Valproate should not be prescribed to female children, female adolescents, women of childbearing potential or pregnant women unless other treatments are ineffective or not tolerated.
Valproate treatment must be started and supervised by a doctor experienced in managing epilepsy or bipolar disorder.
Carefully balance the benefits of valproate treatment against the risks when prescribing valproate for the first time, at routine treatment reviews, when a female child reaches puberty and when a woman plans a pregnancy or becomes pregnant.
You must ensure that all female patients are informed of and understand:
the risks associated with valproate during pregnancy;
the need to use effective contraception;
the need for regular review of treatment;
the need to rapidly consult if she is planning a pregnancy or becomes pregnant
For specialists (neurologists, psychiatrists and paediatricians)
We are asking that you use the following communication materials to help manage and minimise the risks outlined above. If you manage specialist care in your organisation, ensure that processes are in place to allow these requirements to be met.
a comprehensive overview of the risks of valproate in females of childbearing potential and during pregnancy,
points to consider and steps to take when deciding to treat women of childbearing potential and girls with valproate.
Whenever you conclude it necessary to treat or continue treating a woman of childbearing potential or girl with valproate, use the checklist to check that you have given her all the necessary information and that she has fully understood it. Add the completed checklist to her medical records as a permanent record of your discussion.
When considering treating a woman of childbearing potential or girl with valproate, give her or her carer the valproate patient guide and ensure that she understands the information it contains.
Valproate is not licensed for treatment of conditions other than epilepsy or bipolar disorder in the UK. However, we are aware that these medicines are sometimes used ‘off-label’ (eg for migraine or chronic pain). If you are considering initiating or continuing such treatment, the same risks and advice in this article apply.
Monitoring effectiveness of risk minimisation

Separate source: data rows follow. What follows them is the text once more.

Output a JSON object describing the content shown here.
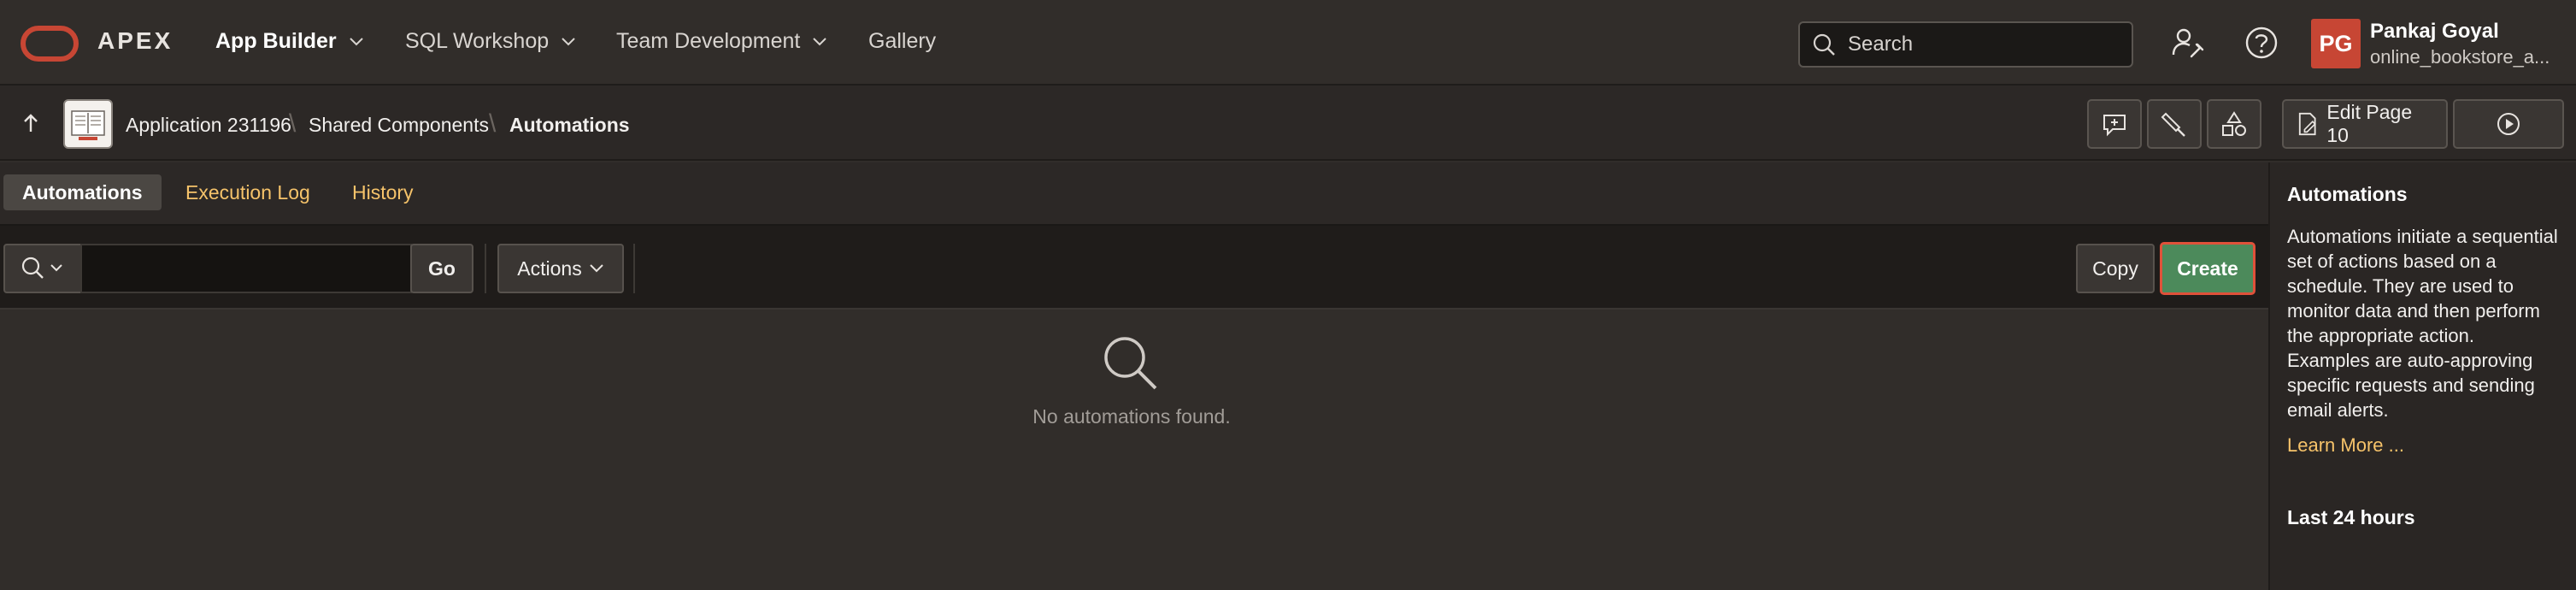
{
  "header": {
    "brand": "APEX",
    "nav": [
      {
        "label": "App Builder",
        "active": true
      },
      {
        "label": "SQL Workshop"
      },
      {
        "label": "Team Development"
      },
      {
        "label": "Gallery"
      }
    ],
    "search_placeholder": "Search",
    "user": {
      "initials": "PG",
      "name": "Pankaj Goyal",
      "workspace": "online_bookstore_a..."
    }
  },
  "breadcrumb": {
    "items": [
      "Application 231196",
      "Shared Components",
      "Automations"
    ],
    "edit_page_label": "Edit Page 10"
  },
  "tabs": [
    "Automations",
    "Execution Log",
    "History"
  ],
  "toolbar": {
    "search_value": "",
    "go_label": "Go",
    "actions_label": "Actions",
    "copy_label": "Copy",
    "create_label": "Create"
  },
  "empty_state": {
    "message": "No automations found."
  },
  "help_panel": {
    "title": "Automations",
    "body": "Automations initiate a sequential set of actions based on a schedule. They are used to monitor data and then perform the appropriate action. Examples are auto-approving specific requests and sending email alerts.",
    "link": "Learn More ...",
    "subheading": "Last 24 hours"
  },
  "colors": {
    "brand_red": "#c74634",
    "create_green": "#4c8a5b",
    "link_gold": "#f6c36a",
    "create_focus_outline": "#e0513a"
  }
}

The effectiveness of the above risk minimisation measures will be continuously monitored via prescribing data and evaluation of levels of patient awareness. Results will be communicated as they become available. As with all medicines, we will continue to monitor the safety and efficacy of valproate to assess the need for further regulatory action.